The resilience of children is truly amazing. This strength in spite of suffering was again demonstrated to me in a workshop at the Side by Side symposium in Bangalore, India. The story of the struggles of Devadasi children unfolded in a drama entitled “Seeds of Hope.”
Dr. David Selvaraj partnered with Carol Shatananda Richard of Visthar Ministries to give the audience a brief history of the Devadasi ritual in which parents marry a daughter to a Hindu deity to become temple prostitutes.
In the past, this ritual was conducted during a “coming out party” for lower-caste (Dalit) daughters. After their dedication, these girls are known as jogini and are recognized by copper bangles or bands around their necks, which have the image of Goddess Yellamma. Jogini daughters become prostitutes for upper-caste community members (Brahman).
These Devadasi rituals became illegal in India in 1988, but they are still practiced underground. Most of the mothers who sell their daughters into sexual slavery have been victimized by the same practices, and their choices are limited. They either become commercial sex workers or enter into covenants with Hindi upper-caste members who exploit their daughters in exchange for limited economic support. The perpetrators sometimes live with them for a while and then abandon them to return to their families, or they “come and go.”
Visthar Ministries gives hope to these children. The twenty girls who performed for our workshop represented seventy-one sisters whose mothers placed them in a group home in order to break the pattern of abuse. At the group home, the girls live communally and receive regular meals. They learn art, dance, and basic skills to prepare them for life in adult society. However, some orphans are still vulnerable because mothers may return for their daughters when they are threatened by perpetrators or extreme poverty.
After the drama was introduced, the young performers entered the stage. Four of the smaller girls were dressed in green sarees, representing seeds. Others were dressed in very colorful or contrasting dark outfits. The seeds took center stage and bowed on the floor. The colorfully dressed sisters formed a circle around them.
Dr. David narrated as the sisters moved their arms in a series of motions. The first motion represented digging in preparation for the soil to receive the seedlings.

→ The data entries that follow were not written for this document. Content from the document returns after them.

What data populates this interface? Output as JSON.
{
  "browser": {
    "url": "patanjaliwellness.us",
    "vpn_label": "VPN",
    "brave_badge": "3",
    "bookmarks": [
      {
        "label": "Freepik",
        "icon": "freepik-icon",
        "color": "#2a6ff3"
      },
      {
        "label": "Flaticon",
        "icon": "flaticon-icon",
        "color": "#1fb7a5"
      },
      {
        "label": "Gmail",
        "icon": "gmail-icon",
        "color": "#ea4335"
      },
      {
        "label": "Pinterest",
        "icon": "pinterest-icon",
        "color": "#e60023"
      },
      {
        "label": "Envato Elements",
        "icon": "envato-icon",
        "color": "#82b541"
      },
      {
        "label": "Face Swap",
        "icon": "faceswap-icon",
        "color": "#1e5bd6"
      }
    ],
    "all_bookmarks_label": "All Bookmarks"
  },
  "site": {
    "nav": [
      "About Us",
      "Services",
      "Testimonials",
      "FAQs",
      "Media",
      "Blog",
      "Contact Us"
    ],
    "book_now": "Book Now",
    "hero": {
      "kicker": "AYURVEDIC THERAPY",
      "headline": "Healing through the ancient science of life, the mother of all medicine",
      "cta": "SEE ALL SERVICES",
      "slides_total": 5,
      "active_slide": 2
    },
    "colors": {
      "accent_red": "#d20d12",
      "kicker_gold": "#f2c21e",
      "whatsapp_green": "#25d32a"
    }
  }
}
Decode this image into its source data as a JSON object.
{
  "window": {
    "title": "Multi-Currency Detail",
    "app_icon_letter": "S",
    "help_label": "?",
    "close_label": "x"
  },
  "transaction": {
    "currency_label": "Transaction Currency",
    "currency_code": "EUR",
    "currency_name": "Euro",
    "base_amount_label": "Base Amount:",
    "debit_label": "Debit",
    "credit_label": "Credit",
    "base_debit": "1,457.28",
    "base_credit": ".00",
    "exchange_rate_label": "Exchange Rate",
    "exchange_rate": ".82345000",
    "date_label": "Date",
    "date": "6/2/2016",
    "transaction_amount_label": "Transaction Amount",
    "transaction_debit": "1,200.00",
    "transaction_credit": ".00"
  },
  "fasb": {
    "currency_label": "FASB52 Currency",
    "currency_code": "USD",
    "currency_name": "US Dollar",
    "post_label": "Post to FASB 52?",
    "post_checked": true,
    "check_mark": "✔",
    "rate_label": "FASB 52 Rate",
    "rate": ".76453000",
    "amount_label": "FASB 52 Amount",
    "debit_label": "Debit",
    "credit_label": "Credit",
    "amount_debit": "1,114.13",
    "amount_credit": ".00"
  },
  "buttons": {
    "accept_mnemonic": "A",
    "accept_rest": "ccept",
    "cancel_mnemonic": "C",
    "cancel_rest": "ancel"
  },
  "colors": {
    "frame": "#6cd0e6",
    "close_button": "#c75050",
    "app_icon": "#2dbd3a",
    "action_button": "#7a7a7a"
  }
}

The next motion depicted the seeds being watered…then fertilized…then basking for a few moments in the sun. Soon the seeds began to stand up slowly, indicating healthy full-grown plants.
Suddenly, the darkly attired actors appeared with headbands labeled “Global Capitalism,” “Hindu Caste System,” “Poverty,” and “Imperialism.” Their motions caused the healthy plants to collapse onto the floor. The act repeated a few times until the loving community of sisters prevailed and the plants finally flourished!
The audience was invited to interact with the children after the drama. Each actor gave her name and age, which ranged from ten to fourteen. Our accolades and interest were met with wide smiles and shy giggles. Answers to our questions revealed the amazing intelligence and potential of these children of God.
The next day, two new friends invited me to visit the group home with them. As we entered the grounds, we noticed some of the smaller girls playing in the dirt in front of the buildings. They ran toward us and called out for Sister Joan. Before we arrived at the courtyard entrance, every resident formed a circle of joy around us. Smiling faces asked us our names as they introduced themselves and invited us to hold their hands.
Sister Joan soon welcomed us and introduced herself as a Catholic nun. I was struck by her radiant face, kind eyes, and constant smile in spite of the obvious hardship. Sister Joan invited us on a tour of the facilities and the girls followed along excitedly.
We were taken to the four dorms where the girls keep their few possessions and sleep on thin mats on cement floors. The only furniture in the dorms consisted of a table and a desk with one chair. Sister Joan’s room is like the children’s dorms except that her bed is raised off the floor.
We asked Sister Joan for a list of items we could bring the children. Other conference attendees joined the effort when they heard about it. Later that evening, we were blessed to deliver laundry detergent, shampoo, soap, toothpaste, candy, a few small balls, hair ornaments, seventy-one pairs of underwear, and the same number of toothbrushes.
After receiving the items, shrieks of joy could be heard by those waiting in the car some seventy yards away! Sister Joan was in tears because she expected us earlier and was afraid of disappointing the little ones. They were all waiting up for us. The girls thanked us over and over again and Sister Joan hugged us several times. She gave us some fruit as a token of her appreciation.
That night I reflected on my private dream of adopting an Indian girl. God spoke softly saying that He had given us not one, but seventy-one new daughters. Side by side with Sister Joan, we will continue supporting these children of God.